8. In the Chancery Division the Guide indicates that the opinion of the judge will be provided informally and that it may be necessary for a hearing of half a day to take place. In my judgment in the Queen’s Bench Division given the vast range of types of case and complexity handled by Masters it is a matter for the judge to decide the form and degree of informality or formality of the opinion given, and to consider an appropriate time estimate which may well be more than half a day depending on complexity and substance in a QB case.
9. The outcome of Judicial ENE is normally ‘without prejudice’ unless privilege is mutually waived and is normally not binding unless the parties agree. It is possible that agreed terms of ENE may be that the decision is binding only upon the happening of certain events, or binding only for a defined period such as where an issue is dealt with on an interim basis.
10. Papers considered at the ENE will be returned to the parties at the end and not retained in the court file so as to ensure that subsequent judges or the public will not access them.
11. I have set out below in the ANNEX a generic version of the order which I will make in this case (the final form will be determined once the parties have discussed matters) but with additions which may usefully be adapted to suit other cases so as to make this decision more useful to others considering ENE. In this particular case the ENE is to be heard for 1 day on the basis of succinct skeleton arguments and the issue of repudiation shall be dealt with on the basis of a small sample of particulars selected by the Defendant from its statement of case on that issue. The other issues may include those set out above and the parties will discuss the precise range of the ENE whilst remaining within the time estimate. The evidence relied on will be in writing and shall be the witness statements of the relevant witnesses as (by the date of the ENE) by then already served for the purposes of the trial, ie there are not to be specific separate statements produced only for the ENE. I have indicated that if any modest issues of procedure arise before the ENE I will be willing to deal with those on the basis of email submissions.
12. I have given permission for the skeletons in this case to address the substance of what the relevant party would say if given the opportunity to respond to the opponent’s statements, rather than permission to file formal statements in response, so as to avoid any risk that the ENE process leads to a tailoring of one side’s case by way of achieving sequential exchange where such has not been ordered in the claim itself.

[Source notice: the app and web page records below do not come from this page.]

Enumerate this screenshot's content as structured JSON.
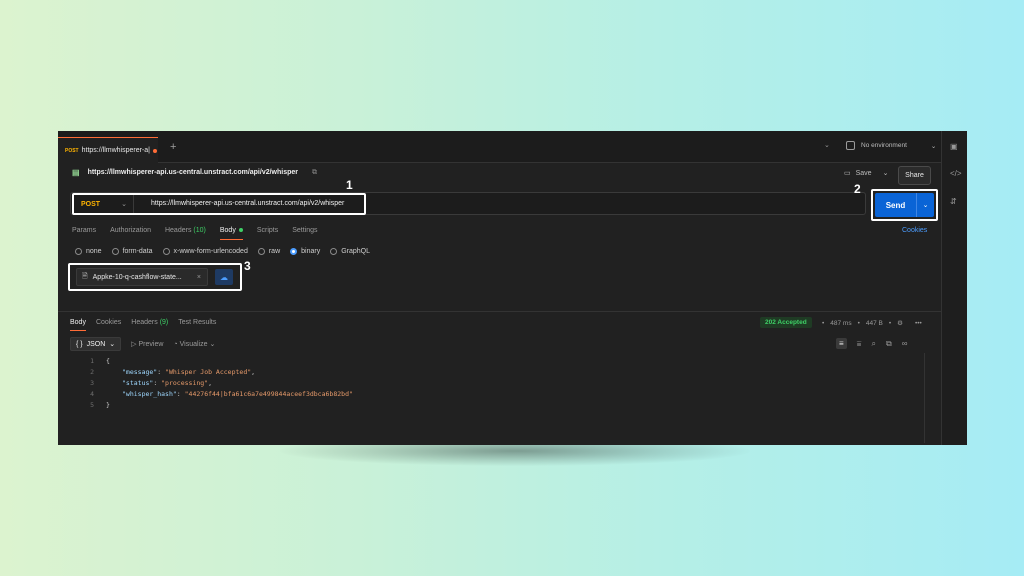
{
  "tabbar": {
    "tab_method": "POST",
    "tab_url": "https://llmwhisperer-a|",
    "plus": "+",
    "environment": "No environment"
  },
  "request": {
    "title_url": "https://llmwhisperer-api.us-central.unstract.com/api/v2/whisper",
    "save_label": "Save",
    "share_label": "Share",
    "method": "POST",
    "url": "https://llmwhisperer-api.us-central.unstract.com/api/v2/whisper",
    "send_label": "Send"
  },
  "annotations": {
    "n1": "1",
    "n2": "2",
    "n3": "3"
  },
  "request_tabs": [
    {
      "label": "Params"
    },
    {
      "label": "Authorization"
    },
    {
      "label": "Headers",
      "count": "(10)"
    },
    {
      "label": "Body"
    },
    {
      "label": "Scripts"
    },
    {
      "label": "Settings"
    }
  ],
  "cookies_label": "Cookies",
  "body_types": [
    {
      "label": "none",
      "selected": false
    },
    {
      "label": "form-data",
      "selected": false
    },
    {
      "label": "x-www-form-urlencoded",
      "selected": false
    },
    {
      "label": "raw",
      "selected": false
    },
    {
      "label": "binary",
      "selected": true
    },
    {
      "label": "GraphQL",
      "selected": false
    }
  ],
  "file": {
    "name": "Appke-10-q-cashflow-state...",
    "remove": "×"
  },
  "response": {
    "tabs": [
      {
        "label": "Body"
      },
      {
        "label": "Cookies"
      },
      {
        "label": "Headers",
        "count": "(9)"
      },
      {
        "label": "Test Results"
      }
    ],
    "status": "202 Accepted",
    "time": "487 ms",
    "size": "447 B",
    "format": "JSON",
    "preview_label": "Preview",
    "visualize_label": "Visualize",
    "lines": [
      {
        "n": "1",
        "open": "{"
      },
      {
        "n": "2",
        "key": "\"message\"",
        "value": "\"Whisper Job Accepted\"",
        "comma": ","
      },
      {
        "n": "3",
        "key": "\"status\"",
        "value": "\"processing\"",
        "comma": ","
      },
      {
        "n": "4",
        "key": "\"whisper_hash\"",
        "value": "\"44276f44|bfa61c6a7e499844aceef3dbca6b82bd\"",
        "comma": ""
      },
      {
        "n": "5",
        "close": "}"
      }
    ]
  },
  "colors": {
    "accent_orange": "#ff6c37",
    "send_blue": "#0a64d6",
    "method_yellow": "#ffb400",
    "status_green": "#3ecf66"
  }
}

DRAFT ORDER for ENE – QB Masters
The parties shall exchange [skeleton arguments/written submissions] [no longer than …. Pages] by no later than 4pm on ….
The parties shall [serve upon/indicate to] each other the written evidence upon which they wish to rely for the purposes of ENE by 4pm on […]
The parties shall agree a core bundle of documents for the Master which shall be lodged by 4pm on […]
[The ENE appointment shall take place [in private] at ….. on …. before Master ……. with a time estimate of …. ]
The non-binding opinion of the judge hearing the ENE will be provided in such form as the judge decides and may be given orally, or in writing, and with such degree of formality or informality as s/he decides. The opinion may be given issue by issue or as a whole. The opinion shall be without prejudice to the claim and the opinion shall remain confidential to the parties.
After the ENE is concluded the papers relating to it shall be removed by the parties and shall be confidential unless the parties agree otherwise. No non-party shall be entitled to obtain a transcript of the hearing.
The judge shall (unless agreed by the parties) thereafter have no further involvement with the case.